And so, since there is an established tradition and prophecy that Mashiach’s coming will nullify the holidays, there was no need for Yom Kippur. If that’s the case, why celebrate Sukkot? Shouldn’t Sukkot be nullified as well? Amazingly, the Haftarah reading for the first day of Sukkot tells us:

And it shall come to pass, that every one that is left of all the nations that came against Jerusalem shall go up from year to year to worship the King, the Lord of Hosts, and to keep the feast of tabernacles.

Sukkah decoration featuring the “Sukkah of Leviathan”, in which the righteous shall feast with Mashiach during the festival of Sukkot. (Malkhut Vaxberger, www.mwaxb.co.il)

The prophet Zechariah stated that after Mashiach’s coming, the land of Israel will finally be secured for the Jewish people, and once a year—only once a year—all the nations of the world will come to celebrate together with the Jews. What will they celebrate? The feast of tabernacles, Chag haSukkot!

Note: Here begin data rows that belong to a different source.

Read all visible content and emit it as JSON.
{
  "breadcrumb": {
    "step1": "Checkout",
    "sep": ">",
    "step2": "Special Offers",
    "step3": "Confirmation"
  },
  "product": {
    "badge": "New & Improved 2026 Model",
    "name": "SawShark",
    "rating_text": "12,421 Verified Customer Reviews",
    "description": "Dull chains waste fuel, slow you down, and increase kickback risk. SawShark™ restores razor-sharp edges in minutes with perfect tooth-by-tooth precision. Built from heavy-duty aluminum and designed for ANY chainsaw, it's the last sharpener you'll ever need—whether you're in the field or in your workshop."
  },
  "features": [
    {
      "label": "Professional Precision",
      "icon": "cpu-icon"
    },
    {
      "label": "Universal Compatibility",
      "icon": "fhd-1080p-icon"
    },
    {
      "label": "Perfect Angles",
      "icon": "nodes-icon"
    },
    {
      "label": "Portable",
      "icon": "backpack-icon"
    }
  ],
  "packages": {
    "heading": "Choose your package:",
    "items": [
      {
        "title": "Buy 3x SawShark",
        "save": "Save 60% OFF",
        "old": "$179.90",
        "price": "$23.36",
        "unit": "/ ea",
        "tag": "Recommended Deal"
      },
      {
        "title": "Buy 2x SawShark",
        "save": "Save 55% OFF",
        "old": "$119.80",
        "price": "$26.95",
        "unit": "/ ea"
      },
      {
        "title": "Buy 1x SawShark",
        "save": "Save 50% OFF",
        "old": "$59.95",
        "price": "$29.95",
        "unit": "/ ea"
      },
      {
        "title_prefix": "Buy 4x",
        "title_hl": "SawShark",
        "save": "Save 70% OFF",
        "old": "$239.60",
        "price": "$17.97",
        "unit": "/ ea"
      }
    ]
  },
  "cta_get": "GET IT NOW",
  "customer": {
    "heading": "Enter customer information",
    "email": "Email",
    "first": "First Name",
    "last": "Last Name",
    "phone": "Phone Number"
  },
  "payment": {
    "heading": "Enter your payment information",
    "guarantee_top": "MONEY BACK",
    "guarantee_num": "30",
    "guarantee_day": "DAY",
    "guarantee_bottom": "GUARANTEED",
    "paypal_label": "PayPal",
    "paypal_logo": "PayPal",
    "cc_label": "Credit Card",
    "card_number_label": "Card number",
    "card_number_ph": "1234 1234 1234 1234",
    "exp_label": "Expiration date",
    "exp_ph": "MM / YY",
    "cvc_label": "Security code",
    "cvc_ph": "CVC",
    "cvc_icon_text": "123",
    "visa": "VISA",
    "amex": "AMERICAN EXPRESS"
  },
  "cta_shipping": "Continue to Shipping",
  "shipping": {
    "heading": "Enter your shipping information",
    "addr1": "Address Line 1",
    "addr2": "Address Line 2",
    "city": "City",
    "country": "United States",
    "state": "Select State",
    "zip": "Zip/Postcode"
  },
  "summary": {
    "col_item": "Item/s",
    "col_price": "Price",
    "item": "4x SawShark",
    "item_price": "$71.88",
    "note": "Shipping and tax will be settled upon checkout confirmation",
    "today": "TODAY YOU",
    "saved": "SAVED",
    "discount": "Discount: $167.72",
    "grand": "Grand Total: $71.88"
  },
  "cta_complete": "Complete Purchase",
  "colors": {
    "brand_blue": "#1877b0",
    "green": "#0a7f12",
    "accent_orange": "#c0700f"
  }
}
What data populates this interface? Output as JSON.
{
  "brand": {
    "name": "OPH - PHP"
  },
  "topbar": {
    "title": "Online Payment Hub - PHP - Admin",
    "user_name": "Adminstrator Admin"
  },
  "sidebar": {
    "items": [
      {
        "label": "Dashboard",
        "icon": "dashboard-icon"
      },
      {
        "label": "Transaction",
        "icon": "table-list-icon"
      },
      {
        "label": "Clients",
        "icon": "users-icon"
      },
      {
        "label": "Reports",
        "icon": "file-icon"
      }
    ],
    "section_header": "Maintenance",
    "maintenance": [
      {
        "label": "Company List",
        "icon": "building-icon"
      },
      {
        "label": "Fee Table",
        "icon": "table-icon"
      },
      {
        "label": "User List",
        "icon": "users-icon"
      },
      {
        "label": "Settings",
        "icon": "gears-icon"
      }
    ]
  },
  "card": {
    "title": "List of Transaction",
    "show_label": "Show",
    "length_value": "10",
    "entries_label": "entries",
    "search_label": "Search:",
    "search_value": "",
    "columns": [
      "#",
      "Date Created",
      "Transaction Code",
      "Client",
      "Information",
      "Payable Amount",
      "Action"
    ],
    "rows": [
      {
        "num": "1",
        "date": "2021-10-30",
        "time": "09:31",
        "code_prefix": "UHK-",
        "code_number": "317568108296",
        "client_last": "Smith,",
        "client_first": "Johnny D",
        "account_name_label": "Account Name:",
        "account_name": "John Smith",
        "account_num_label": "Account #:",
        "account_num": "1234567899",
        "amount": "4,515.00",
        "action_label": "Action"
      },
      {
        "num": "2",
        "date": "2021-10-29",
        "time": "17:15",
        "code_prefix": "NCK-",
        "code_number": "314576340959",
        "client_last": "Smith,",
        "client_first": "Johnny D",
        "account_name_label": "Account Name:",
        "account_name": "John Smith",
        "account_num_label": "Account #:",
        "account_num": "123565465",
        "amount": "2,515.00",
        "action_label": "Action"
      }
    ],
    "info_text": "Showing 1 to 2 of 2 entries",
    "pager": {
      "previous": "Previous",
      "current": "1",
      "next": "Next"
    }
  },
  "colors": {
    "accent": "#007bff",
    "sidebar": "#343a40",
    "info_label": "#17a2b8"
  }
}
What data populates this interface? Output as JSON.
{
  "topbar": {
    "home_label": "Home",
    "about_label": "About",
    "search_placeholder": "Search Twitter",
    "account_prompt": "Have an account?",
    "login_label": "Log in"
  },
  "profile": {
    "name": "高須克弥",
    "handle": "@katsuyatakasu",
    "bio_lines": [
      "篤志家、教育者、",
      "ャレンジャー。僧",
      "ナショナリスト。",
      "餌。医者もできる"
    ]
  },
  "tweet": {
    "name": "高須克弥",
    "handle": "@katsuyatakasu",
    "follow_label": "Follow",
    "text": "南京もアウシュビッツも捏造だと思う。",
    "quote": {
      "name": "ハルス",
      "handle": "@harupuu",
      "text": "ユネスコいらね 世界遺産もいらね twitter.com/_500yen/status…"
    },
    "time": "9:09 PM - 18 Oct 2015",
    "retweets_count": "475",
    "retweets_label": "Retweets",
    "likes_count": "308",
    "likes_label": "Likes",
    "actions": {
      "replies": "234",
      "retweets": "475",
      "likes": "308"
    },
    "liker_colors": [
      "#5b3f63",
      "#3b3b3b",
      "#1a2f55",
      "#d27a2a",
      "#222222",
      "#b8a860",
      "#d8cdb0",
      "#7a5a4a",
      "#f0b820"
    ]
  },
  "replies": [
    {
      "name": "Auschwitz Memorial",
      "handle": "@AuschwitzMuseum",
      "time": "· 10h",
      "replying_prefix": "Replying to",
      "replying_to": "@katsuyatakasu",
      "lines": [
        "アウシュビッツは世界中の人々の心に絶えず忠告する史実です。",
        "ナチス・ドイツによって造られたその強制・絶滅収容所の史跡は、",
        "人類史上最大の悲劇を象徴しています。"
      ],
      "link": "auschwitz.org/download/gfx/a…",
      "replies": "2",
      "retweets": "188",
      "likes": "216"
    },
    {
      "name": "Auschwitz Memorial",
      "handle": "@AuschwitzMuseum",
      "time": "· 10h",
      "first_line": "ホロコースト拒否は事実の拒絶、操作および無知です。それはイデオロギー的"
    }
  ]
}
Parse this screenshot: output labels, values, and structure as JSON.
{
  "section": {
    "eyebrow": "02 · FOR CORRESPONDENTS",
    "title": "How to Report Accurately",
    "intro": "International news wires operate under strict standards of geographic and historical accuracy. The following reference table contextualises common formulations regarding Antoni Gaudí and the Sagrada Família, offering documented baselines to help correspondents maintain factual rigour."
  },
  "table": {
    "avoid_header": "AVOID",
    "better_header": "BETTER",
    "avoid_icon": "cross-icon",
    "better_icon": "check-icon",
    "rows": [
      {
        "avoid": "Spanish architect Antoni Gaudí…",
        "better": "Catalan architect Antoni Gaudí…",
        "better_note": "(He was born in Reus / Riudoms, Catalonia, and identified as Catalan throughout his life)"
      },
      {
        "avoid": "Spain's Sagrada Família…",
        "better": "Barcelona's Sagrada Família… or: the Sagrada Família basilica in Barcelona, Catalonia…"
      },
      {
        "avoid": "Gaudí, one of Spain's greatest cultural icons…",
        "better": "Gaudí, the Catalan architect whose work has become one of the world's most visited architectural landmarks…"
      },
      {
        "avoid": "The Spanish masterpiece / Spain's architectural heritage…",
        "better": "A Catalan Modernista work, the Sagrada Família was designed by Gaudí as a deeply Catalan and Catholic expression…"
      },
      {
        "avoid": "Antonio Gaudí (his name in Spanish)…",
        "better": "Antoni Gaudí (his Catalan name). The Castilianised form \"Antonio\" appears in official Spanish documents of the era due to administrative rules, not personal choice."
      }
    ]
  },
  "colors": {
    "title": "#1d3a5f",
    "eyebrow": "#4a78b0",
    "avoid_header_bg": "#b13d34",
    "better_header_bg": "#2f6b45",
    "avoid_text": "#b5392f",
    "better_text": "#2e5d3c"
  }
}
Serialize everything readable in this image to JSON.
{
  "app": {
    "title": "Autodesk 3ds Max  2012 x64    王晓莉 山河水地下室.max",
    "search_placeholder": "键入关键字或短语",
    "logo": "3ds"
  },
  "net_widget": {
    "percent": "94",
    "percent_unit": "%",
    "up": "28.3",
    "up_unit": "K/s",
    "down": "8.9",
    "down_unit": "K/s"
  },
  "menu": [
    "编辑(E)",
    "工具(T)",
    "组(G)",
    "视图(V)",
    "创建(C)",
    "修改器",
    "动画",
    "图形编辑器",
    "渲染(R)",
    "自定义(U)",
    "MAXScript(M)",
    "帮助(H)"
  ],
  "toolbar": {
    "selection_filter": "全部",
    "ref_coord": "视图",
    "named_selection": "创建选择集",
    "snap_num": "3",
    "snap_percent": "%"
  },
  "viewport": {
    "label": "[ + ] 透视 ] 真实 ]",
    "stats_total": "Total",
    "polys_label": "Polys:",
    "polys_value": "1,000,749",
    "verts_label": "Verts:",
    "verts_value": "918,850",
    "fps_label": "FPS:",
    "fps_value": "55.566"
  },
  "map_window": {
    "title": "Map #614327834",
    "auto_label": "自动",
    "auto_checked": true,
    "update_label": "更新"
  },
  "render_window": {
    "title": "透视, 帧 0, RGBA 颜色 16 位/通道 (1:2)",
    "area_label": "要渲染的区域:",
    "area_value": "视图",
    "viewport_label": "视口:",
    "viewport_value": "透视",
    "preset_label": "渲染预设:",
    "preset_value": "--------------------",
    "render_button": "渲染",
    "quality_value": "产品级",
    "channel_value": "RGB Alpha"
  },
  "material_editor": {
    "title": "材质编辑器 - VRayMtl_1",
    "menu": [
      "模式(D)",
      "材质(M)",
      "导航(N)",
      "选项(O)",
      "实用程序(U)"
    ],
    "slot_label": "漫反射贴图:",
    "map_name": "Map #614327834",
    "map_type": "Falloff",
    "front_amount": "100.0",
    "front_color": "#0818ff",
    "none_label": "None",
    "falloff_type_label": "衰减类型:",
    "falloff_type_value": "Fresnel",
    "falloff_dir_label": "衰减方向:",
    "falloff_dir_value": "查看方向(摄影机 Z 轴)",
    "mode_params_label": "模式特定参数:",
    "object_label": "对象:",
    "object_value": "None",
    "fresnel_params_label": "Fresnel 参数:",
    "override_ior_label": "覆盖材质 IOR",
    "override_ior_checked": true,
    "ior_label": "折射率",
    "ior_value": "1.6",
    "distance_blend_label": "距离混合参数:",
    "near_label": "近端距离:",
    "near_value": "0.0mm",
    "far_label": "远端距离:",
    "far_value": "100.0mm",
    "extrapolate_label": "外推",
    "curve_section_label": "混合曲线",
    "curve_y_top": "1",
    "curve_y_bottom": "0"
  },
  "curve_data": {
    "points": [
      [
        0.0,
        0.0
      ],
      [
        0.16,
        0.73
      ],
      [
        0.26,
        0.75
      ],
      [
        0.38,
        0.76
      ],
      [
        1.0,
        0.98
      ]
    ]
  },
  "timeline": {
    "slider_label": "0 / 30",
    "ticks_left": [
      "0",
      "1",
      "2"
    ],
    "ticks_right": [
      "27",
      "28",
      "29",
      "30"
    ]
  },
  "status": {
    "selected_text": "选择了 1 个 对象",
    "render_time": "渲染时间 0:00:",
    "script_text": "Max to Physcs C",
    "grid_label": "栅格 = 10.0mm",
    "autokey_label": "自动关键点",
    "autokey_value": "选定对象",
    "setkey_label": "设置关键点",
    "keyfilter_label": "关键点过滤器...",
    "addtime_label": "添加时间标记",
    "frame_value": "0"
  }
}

While all the current Jewish holidays (except Purim) may indeed become nullified, Sukkot will transform into a special international holiday for the whole world. Thus, King Solomon’s nullification of Yom Kippur and establishment of an extra-long, special Sukkot is right in line with what’s supposed to happen when Mashiach comes. (A careful reading of the verses even suggests that Solomon invited the nations for the festival: “a great congregation” from Hamath until Egypt.)

Was Solomon the Messiah?

All of the above begs the question: was King Solomon the prophesied messiah? It appears Solomon should have been the messiah, but unfortunately failed to fulfil this role. As is well-known, Solomon’s taking of one thousand wives and concubines was not for his personal pleasure, God forbid, but in order to make peace treaties with all the surrounding nations and kingdoms, and to introduce them to monotheism. Had he been successful in this, Solomon would have been Mashiach.

Instead, Solomon was unable to control those wives and concubines, and they turned him to idolatry. To be fair, it is highly unlikely that Solomon himself participated in idolatrous practices. Rather, because he was unable to reign in his wives, and his palace had become filled with idols, the Heavenly Court considered him personally responsible, and Scripture describes it as if Solomon himself fell into idolatry.

1553 Illustration of King Yehoash, or Joash

We read that Solomon’s reign lasted 40 years. This is, in fact, the prophesied length of time that Mashiach is supposed to rule (see Sanhedrin 99a, and Midrash Tehillim 15). It was also the length of David’s reign, and the righteous kings Asa and Yehoash. It appears all of these were potential messiahs. The same is true for Moses, who led the Israelites for 40 years. According to tradition, had Moses entered the land with the people, the Temple would have been built, and the World to Come would have been ushered in immediately.

Alas, it wasn’t meant to be, and we continue to await the day when (Zechariah 14:9) “Hashem shall be King over all the Earth; in that day Hashem will be One, and His Name one…”

Chag Sameach! 

Courtesy: Temple Institute